LivingSocial announced a new product today as part of its Instant service. It will allow users in the DC area to order food online for delivery. A premium offering allows users to order food like they order room service, complete with real plates and linens. A driver returns later to collect the dishes.
The best overview I saw on the move was at ChicagoBusiness.com. Chicago is the home of both LivingSocial archrival Groupon and GrubHub, which is directly competitive with this new offering.
Here is my take:
- LivingSocial seems to be flailing for a business model. They’re trying a lot of different, random things. What does the brand stand for anymore? Is it cheap deals by email? Travel? Local deals on your mobile phone? Restaurant menus and ordering?
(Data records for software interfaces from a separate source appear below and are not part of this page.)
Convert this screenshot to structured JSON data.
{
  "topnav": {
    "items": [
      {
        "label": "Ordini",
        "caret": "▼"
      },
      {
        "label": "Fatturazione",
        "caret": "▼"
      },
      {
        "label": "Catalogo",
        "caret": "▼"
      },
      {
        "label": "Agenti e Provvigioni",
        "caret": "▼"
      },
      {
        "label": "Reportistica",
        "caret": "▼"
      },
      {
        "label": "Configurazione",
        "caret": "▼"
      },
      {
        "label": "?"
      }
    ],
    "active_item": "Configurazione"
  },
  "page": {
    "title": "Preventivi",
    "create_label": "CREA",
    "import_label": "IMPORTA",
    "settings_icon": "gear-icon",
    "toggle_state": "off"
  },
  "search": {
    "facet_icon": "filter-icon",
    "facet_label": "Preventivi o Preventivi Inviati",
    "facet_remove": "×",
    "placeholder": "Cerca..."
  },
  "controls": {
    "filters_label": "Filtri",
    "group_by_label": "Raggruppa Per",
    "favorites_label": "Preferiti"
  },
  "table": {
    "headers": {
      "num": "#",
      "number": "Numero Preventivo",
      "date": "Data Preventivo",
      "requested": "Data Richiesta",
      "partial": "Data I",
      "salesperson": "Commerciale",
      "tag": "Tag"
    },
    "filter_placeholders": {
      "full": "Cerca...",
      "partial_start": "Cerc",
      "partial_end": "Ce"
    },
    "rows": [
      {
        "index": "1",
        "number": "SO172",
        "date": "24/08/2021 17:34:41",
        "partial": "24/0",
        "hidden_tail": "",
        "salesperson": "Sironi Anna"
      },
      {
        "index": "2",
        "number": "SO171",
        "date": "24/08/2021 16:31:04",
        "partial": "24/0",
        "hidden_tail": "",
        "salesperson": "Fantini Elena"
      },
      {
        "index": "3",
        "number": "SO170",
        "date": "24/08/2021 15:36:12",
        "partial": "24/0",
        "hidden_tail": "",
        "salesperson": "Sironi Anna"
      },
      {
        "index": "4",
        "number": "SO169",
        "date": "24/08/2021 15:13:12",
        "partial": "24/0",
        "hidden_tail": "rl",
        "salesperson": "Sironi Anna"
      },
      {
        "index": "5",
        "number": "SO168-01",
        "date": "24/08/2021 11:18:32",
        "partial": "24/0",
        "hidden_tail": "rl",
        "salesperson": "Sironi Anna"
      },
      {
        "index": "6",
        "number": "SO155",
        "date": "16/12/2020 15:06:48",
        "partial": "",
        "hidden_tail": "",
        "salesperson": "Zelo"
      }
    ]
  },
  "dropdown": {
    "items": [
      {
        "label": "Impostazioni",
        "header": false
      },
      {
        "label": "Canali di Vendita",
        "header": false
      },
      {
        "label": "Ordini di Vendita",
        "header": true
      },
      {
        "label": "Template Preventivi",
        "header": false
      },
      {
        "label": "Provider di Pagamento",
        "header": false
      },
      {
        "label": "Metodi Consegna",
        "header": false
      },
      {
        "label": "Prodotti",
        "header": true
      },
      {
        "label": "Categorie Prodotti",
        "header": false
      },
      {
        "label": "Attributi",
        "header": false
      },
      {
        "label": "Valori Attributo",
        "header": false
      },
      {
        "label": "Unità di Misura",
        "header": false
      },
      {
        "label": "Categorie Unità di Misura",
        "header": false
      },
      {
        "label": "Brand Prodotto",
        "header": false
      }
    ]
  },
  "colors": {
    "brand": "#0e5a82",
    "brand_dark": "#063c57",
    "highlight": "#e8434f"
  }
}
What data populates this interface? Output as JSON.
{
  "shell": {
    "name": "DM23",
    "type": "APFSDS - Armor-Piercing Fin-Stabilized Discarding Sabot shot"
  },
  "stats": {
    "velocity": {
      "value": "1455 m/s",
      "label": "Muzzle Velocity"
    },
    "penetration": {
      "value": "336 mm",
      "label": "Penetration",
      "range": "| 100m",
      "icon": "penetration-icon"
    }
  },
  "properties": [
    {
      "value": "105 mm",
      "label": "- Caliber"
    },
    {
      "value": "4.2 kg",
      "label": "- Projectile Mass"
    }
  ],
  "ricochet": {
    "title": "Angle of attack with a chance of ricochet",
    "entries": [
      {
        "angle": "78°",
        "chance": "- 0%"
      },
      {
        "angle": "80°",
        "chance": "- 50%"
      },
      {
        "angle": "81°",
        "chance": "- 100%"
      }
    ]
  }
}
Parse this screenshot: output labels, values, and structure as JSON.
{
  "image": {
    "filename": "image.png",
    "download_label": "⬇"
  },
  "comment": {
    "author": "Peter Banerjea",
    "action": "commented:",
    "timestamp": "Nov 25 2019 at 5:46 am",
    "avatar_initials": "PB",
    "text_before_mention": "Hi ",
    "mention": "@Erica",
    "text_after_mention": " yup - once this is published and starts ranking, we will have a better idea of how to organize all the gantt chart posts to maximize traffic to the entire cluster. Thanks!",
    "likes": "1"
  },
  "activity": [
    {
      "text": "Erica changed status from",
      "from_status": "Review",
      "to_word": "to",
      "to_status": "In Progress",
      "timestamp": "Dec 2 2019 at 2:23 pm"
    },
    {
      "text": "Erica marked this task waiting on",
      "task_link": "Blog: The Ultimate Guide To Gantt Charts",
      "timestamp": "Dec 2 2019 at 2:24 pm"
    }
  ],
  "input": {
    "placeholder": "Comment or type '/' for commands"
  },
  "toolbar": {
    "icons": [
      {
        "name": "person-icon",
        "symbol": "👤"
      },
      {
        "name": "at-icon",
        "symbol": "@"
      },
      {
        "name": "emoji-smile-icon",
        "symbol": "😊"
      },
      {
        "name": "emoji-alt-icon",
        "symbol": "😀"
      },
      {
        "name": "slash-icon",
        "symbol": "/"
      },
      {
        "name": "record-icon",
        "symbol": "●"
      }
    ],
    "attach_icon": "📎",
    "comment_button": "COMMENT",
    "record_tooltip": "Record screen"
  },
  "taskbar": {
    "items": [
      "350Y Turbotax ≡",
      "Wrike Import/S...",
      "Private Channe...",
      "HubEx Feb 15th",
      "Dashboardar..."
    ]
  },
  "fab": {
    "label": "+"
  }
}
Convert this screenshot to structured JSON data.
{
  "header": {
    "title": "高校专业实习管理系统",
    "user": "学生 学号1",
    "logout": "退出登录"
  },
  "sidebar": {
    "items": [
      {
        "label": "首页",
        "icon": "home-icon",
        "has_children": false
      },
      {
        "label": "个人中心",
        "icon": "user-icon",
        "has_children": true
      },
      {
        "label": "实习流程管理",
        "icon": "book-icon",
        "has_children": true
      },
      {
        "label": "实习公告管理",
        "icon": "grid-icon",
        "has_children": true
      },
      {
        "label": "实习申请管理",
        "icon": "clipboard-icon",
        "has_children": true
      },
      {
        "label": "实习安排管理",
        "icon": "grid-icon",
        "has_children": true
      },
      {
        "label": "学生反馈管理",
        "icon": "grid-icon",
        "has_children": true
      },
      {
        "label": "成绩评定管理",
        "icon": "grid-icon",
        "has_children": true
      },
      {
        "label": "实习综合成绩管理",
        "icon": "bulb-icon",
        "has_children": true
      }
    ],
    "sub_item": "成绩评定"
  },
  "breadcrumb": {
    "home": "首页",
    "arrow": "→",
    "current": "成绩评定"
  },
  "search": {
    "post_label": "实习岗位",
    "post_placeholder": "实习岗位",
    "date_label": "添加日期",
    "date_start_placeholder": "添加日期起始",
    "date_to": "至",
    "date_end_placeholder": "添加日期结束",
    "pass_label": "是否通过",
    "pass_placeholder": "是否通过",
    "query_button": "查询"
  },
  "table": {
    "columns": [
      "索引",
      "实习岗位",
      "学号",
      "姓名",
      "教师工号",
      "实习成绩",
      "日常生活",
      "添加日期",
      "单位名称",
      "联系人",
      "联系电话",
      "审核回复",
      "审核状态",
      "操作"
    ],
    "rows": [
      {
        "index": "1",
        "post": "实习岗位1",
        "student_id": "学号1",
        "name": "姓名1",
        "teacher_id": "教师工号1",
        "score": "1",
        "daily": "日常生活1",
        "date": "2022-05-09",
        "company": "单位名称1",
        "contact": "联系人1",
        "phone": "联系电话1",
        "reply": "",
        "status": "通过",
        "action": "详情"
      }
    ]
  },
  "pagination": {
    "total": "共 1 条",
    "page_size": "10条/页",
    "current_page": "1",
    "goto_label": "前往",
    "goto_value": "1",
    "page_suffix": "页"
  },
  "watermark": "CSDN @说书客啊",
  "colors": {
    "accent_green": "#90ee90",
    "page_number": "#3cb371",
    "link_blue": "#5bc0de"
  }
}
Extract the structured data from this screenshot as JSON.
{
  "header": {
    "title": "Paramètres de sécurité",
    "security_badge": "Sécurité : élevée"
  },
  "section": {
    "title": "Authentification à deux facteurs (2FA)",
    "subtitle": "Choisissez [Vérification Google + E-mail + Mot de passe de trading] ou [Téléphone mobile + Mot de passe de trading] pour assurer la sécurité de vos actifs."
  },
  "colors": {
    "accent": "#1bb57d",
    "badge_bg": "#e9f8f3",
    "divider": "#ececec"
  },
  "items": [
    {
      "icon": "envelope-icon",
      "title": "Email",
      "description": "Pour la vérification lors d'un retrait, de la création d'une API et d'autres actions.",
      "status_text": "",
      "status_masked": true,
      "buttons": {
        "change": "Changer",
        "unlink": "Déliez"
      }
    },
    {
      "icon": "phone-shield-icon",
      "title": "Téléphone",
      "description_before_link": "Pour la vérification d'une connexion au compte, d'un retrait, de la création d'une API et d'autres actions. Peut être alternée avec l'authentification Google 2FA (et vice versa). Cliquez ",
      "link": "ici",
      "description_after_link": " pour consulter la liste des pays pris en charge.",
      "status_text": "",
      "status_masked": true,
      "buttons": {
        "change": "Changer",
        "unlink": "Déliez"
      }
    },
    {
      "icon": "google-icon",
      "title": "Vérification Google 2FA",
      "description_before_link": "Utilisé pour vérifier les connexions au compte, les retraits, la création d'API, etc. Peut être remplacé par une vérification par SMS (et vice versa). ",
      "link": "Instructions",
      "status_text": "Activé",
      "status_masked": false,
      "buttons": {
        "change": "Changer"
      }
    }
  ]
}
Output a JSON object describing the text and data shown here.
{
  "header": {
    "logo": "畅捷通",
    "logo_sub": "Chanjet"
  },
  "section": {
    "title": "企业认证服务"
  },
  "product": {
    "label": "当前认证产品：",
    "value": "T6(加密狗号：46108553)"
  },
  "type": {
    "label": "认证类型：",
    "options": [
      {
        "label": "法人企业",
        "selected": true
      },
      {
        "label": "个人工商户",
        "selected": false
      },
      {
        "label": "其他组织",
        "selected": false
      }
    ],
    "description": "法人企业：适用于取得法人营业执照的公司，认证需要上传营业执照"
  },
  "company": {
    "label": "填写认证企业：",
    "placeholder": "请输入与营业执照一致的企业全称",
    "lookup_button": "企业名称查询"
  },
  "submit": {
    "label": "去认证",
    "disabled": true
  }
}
- Will consumers on it mailing list who have been conditioned to look for deals of 50% off or more be willing to pay full price?
- Will consumers go to its destination site when they want to buy a meal?
- Is this any more convenient than picking up the phone and calling? I’ve tried a lot of online ordering services and they generally suck. I had an experience with The Melt this weekend that made me wish I’d just walked in rather than deal with the Web site.
- What will this do to take rates? Competitors like GrubHub charge substantially less than the 40%-50% that LivingSocial and Groupon have been charging for their daily deals products. Only a really desperate restaurant would give up that much of the ticket on an ongoing basis.
- Will restaurants that already have partnered with a provider like GrubHub feel the need to deal with another provider? In DC, the initial launch market, GrubHub already has many more restaurants than LivingSocial. I suspect some will, but many will not. (Unless LivingSocial can show the ability to drive a lot of volume.)
- The “room service” offering, while neat, is going to appeal to a much more limited audience. How big is that space?
- Can anyone scale a “room service” business considering all of the logistics involved?
- Will restaurants be able to offer food at a quality level that they want to be associated with in the “room service” offering? This includes presentation as well as food quality.
The broader issue I have is that there isn’t much new here. Even before more recent efforts like GrubHub, there were services like Takeout Taxi and Waiters on Wheels. None set the world on fire.
Besides, any product announcement that invites a comparison to Kosmo, one of the poster children of Web 1.0 excess, should make you nervous.